  • Abstract: Kosovo was left at the end of the NATO/Yugoslavia war in 1999 in limbo. It is still there, despite Security Council Resolution 1244, which foresaw a process for deciding its status. That process has occurred, but because of a threatened Russian veto, the Security Council failed to approve the plan prepared under the leadership of former Finnish President Marti Ahtisaari, which provides for Kosovo's independence under international supervision with extensive protection for its Serb population. The UN Secretary General invited the Contact Group—France, Germany, Italy, Russia, the UK and the U.S.—to pursue further, direct negotiations between Pristina and Belgrade, but with little prospect of movement on either side. Belgrade continues to insist on maintenance of its sovereignty over Kosovo, and Pristina continues to insist on independence. On December 10, the Contact Group will report to the UN Secretary General, who in turn will report to the Security Council (UNSC). A small group of experts with long Balkans experience met at USIP September 5 to discuss the situation and suggest ways forward. Others (consulted electronically) join in associating their names with this paper. Listed at the end, all believe that Kosovo's independence must happen without further delay, in order to prevent regional instability. This USIPeace Briefing does not reflect the views of the United States Institute of Peace, which does not take positions on policy issues.

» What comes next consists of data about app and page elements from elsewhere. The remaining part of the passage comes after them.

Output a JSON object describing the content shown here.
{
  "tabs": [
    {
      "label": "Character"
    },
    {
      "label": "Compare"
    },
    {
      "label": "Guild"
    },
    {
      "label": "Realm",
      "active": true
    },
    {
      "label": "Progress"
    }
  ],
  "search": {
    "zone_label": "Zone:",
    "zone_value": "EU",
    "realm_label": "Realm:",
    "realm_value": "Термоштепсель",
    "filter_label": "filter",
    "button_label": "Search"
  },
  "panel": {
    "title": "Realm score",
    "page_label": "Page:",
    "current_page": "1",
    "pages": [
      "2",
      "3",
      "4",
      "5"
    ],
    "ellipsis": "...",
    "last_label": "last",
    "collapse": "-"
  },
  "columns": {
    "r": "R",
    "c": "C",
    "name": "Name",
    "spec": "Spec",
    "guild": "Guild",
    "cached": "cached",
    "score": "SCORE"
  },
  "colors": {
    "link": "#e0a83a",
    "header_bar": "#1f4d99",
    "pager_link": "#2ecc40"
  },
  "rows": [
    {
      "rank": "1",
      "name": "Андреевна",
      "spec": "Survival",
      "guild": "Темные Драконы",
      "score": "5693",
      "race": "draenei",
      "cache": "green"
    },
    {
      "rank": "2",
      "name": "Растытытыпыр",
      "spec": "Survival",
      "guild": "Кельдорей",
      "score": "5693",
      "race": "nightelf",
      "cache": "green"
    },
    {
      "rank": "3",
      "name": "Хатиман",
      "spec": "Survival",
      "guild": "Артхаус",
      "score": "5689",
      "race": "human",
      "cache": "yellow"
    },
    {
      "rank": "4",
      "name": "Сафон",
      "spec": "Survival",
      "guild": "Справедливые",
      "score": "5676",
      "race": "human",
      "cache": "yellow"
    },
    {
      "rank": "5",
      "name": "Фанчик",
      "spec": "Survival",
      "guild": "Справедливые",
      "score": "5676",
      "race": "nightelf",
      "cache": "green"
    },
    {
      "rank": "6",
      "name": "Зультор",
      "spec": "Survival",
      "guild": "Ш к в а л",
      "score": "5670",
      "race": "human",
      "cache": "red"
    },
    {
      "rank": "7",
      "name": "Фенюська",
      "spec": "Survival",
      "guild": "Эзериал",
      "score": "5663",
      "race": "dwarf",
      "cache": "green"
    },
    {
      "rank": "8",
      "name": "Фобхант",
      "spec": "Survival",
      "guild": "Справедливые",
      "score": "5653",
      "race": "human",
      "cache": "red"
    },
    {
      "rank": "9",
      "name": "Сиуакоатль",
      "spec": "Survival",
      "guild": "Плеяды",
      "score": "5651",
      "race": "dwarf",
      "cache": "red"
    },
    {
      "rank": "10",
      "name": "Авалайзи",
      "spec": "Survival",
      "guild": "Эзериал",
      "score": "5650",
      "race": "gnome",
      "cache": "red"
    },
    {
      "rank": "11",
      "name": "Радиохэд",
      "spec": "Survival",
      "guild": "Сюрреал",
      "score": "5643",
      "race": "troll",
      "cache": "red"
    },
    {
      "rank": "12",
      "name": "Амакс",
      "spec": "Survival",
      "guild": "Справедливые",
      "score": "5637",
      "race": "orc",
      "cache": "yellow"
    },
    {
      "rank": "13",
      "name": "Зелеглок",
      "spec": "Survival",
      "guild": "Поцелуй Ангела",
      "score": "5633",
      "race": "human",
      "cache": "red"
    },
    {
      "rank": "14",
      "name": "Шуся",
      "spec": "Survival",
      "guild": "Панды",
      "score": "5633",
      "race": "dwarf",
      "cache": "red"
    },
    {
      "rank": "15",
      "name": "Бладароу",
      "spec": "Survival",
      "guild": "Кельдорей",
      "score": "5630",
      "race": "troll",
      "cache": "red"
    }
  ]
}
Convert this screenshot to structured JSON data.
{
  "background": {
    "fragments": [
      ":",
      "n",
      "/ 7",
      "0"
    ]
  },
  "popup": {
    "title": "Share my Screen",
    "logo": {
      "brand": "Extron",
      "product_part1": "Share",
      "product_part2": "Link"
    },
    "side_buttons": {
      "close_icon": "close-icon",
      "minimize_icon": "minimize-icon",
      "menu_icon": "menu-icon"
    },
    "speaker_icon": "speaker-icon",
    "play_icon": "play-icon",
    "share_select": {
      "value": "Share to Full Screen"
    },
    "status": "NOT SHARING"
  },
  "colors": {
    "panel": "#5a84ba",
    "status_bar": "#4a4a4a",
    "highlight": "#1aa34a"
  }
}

  • Topic: Conflict Prevention, Political Economy, War
  • Political Geography: Russia, United States, Europe, France, Kosovo, Germany, Balkans
  • Author: Roman Krznaric
  • Publication Date: 03-2007
  • Content Type: Policy Brief
  • Institution: Oxfam Publishing
  • Abstract: How change happens is a central issue in almost every field of academic inquiry. Historians debate how National Socialism emerged in Germany. Economists investigate the drivers of economic growth. Sociologists examine the rise of radical Islam. Psychologists discuss the incentive structures that alter human behaviour. Geographers study the role of climate in the rise and fall of civilization.
  • Topic: Civil Society, International Political Economy, Political Economy
  • Political Geography: Germany
  • Author: Jan Neutze, Frances G. Burwell
  • Publication Date: 03-2007
  • Content Type: Policy Brief
  • Institution: Atlantic Council
  • Abstract: During the second half of 2006 and in early 2007, the German economic engine seemed to gain speed, moving into recovery after several years of stagnation. Whether this recovery is sustainable is still unclear, however. With its reliance on exports, Germany remains vulnerable to any downturn in the global economy. Nor is it yet clear that the recent upswing will result in long term job growth and increased consumer spending. To reinforce this recovery, the chancellor should go beyond an economic policy based on balancing the budget and reducing corporate taxes. She should focus now on creating more flexible conditions of employment, so that more workers can be hired and companies can expand, and should work with German business to develop the successor industries to today's export champions. Her government must also rethink the failed policy of subsidizing the eastern Länder, and take steps to deal with the long term challenges of an aging workforce and an education system that does not produce workers with the right skills. Chancellor Merkel knows that coping with globalization will require a liberalized economy with more freedom and flexibility for its workers and its companies.
  • Topic: Economics, Political Economy, Regional Cooperation
  • Political Geography: Germany
  • Author: Daniel Gros
  • Publication Date: 02-1999
  • Content Type: Policy Brief
  • Institution: Centre for European Policy Studies
  • Abstract: The outcome of the first round of wage negotiations in post-EMU Germany sheds some new light on the old question: What impact will the euro have on labour markets and unemployment? Economists would say that it depends on the structure of the bargaining process. In wage-setting, it seems that either one of the two extremes of full centralisation or complete fragmentation is conducive to low inflation and unemployment.
  • Topic: Economics, Political Economy
  • Political Geography: Europe, Germany